Although the work was fascinating, the most rewarding part of the experience for me was getting to know the people of the village and, in particular, learning to bridge the language gap. My Arabic was minimal at the beginning of the season, and most of the men spoke virtually no English. By the end of the season, I could hold fully functional conversations in Arabic (with a healthy dose of pantomime and a lot of patience and understanding from my team).

One of the people who made the greatest impression on me was a little girl who lived in the house across from us. She was a tiny, pretty ten-year-old, and she ruled the other children of the village with an iron fist. She attempted (with a certain amount of success) to extend her jurisdiction to include the archaeological team, as well. At one point she ran into me in the dig house wearing shorts (I had actually zipped off the bottoms of a pair of cargo pants), and she very disapprovingly demanded to know where the rest of my pants had gone.

In the evenings, people would gather outside the house to smoke shisha, play music, and chat. The night sky was the clearest I have ever seen. The Milky Way was a giant smear across the sky. The nights were cool and breezy, and we slept on cots in the open-air house, protected by small mosquito tents. Sometimes at night we'd hear mysterious noises in the desert - stray camels, cats, or wild dogs howling in the distance.

Night was when I'd miss home the most. But right now I wouldn't mind going back for a night, and sleeping out in the endless desert under a million glittering stars, knowing that I would wake up early in the morning to hot tea and a day of dry and dusty work. Most of all, I would love to see the people of Al Widay again.

Akhayati Akhayati
22-25, F
3 Responses Feb 18, 2009

My roots go back to near the 4th cataract in Marawi. I first visited Marawi in 2010. After you did. It is just as you described.. Shukran Jazelan! Inshalla tajina tani
Thank you and visit us again.

Hi happyy Yes, I spent a couple weeks in Khartoum and had a great time there! I miss it, and would love to go back.

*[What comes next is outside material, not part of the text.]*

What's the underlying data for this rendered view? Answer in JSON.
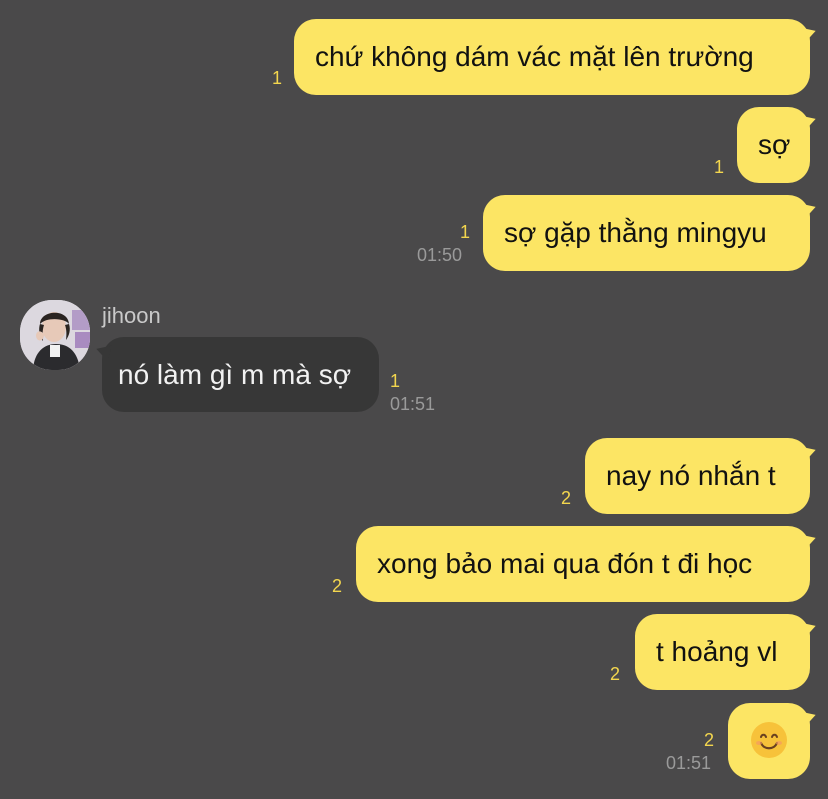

hey there,im glad that u had agreat time there but apart from alwadi have u gone to other cities,,may b da capital? did u notice how wellcoming da ppl r??